Let’s look at the numbers of what has happened already this year:
The number of workers who received a pay increase due to state minimum wage increases on January 1, 2019.
The number of states (AK, FL, MN, MT, NJ, OH, SD, and VT) that had an automatic adjustment for Inflation. This is a result of aligning the increase in wage with the increase in prices from the prior year.
The number of states that have a higher state minimum wage than the federal level of $7.25
The number of states (CA, DE, MA, NY, and RI) that set the minimum wage based on the laws set by the state legislature.
The rate, $15/hour, to which California, Massachusetts, and New York will continue to raise their minimum wage.
The number of states (AZ, AR, CO, ME, MO, and WA) that had wage increases because voters stepped in when state government failed to do so.
The number of Amazon employees who learned that the minimum hire rate for positions at the company would be $15/hour.
More Than 1
The number of team members at your practice wondering right now, “Why did minimum wage employees just get a raise and I didn’t?”
Even if no one is saying it, you can be assured, there’s someone pondering the answer to this question. What should you know about this change?
1. The minimum wage has failed to keep pace with the inflation rate and these current changes are to correct that lag.
2. If you make above the minimum wage, your wage rate is based upon several factors – skill level, experience, competition (how many can do your job?), geographic location, seniority and overhead costs of the business. It’s not typically based upon the minimum wage factor.
3. Employees need communication about how their wage is determined and what influences their ability to increase wage. Here are ways to clearly communicate wage to your employees:
a. Complete a yearly compensation statement- (example) review with your team members individually what is included in compensation – vacation/PTO, uniforms, continuing education, insurance, discounted veterinary services, bonuses, incentives, certification, licenses, etc.
b. Take a transparent position – talk about wage and discuss the business side of the business. Your team sees many dollars coming into the practice but what do they know about the overhead costs? Let your team know that you are happy to discuss how their hourly wage has been determined.
c. Become a performance-based employer. Instead of giving raises based solely on length employment, give wage increases based upon performance and how well someone accomplishes their job. When someone meets a certain criterion for their position, then increase their wage. This is often seen in tiered job descriptions where there are established levels of skills, abilities and knowledge for a position (example: Receptionist I, Receptionist II, Receptionist III) and a pay range is established. Explain that if they want to improve their wage, there is the road map.
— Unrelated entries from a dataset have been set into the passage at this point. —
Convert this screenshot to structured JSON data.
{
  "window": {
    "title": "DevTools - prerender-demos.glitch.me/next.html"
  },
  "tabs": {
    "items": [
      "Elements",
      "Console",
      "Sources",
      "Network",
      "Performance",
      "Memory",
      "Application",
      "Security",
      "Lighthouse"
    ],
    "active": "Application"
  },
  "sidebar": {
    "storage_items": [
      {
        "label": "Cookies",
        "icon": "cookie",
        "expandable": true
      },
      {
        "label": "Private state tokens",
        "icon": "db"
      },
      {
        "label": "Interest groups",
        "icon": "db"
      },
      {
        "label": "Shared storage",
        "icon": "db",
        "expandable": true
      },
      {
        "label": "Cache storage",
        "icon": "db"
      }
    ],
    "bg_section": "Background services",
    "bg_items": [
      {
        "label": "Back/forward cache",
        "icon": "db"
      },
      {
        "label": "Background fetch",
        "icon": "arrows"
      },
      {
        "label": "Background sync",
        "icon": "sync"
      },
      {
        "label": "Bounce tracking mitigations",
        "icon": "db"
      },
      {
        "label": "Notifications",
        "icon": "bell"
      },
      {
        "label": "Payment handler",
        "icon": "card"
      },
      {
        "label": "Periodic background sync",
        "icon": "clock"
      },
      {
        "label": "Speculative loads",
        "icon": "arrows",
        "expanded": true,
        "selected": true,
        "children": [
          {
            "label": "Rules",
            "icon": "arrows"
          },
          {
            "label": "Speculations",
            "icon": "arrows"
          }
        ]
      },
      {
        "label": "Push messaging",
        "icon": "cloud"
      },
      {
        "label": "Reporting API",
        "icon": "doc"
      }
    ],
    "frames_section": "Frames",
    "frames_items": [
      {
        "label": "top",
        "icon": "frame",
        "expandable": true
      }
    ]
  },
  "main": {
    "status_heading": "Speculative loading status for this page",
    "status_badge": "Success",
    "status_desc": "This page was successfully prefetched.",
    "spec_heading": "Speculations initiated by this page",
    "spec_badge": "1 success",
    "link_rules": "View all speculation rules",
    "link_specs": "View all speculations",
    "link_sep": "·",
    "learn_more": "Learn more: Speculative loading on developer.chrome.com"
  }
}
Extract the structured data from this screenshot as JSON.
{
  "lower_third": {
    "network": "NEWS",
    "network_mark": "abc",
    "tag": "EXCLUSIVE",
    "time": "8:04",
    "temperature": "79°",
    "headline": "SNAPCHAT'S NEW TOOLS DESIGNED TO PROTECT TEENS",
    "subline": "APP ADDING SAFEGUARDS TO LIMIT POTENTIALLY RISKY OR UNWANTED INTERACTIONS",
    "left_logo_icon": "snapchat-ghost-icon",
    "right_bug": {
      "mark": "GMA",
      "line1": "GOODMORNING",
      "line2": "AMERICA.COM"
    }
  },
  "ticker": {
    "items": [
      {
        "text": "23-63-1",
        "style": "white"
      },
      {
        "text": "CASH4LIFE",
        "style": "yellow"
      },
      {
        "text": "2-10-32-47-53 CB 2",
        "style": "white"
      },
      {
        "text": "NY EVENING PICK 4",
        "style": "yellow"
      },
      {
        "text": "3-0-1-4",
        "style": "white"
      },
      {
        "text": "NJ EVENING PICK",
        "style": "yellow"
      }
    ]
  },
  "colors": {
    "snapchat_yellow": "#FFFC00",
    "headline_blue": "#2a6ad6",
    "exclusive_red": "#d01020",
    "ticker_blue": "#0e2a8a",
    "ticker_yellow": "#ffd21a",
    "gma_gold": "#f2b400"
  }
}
d. Reward a job well done consistently and fairly between employees. Be sure to identify the achievement and the reward so others can accomplish the same result.
It’s time to discuss this topic with your team. Don’t let the chatter continue to occur without your input, guidance, and openness to speak honestly and professionally about your team’s concerns or confusion over wages. You will be glad you did.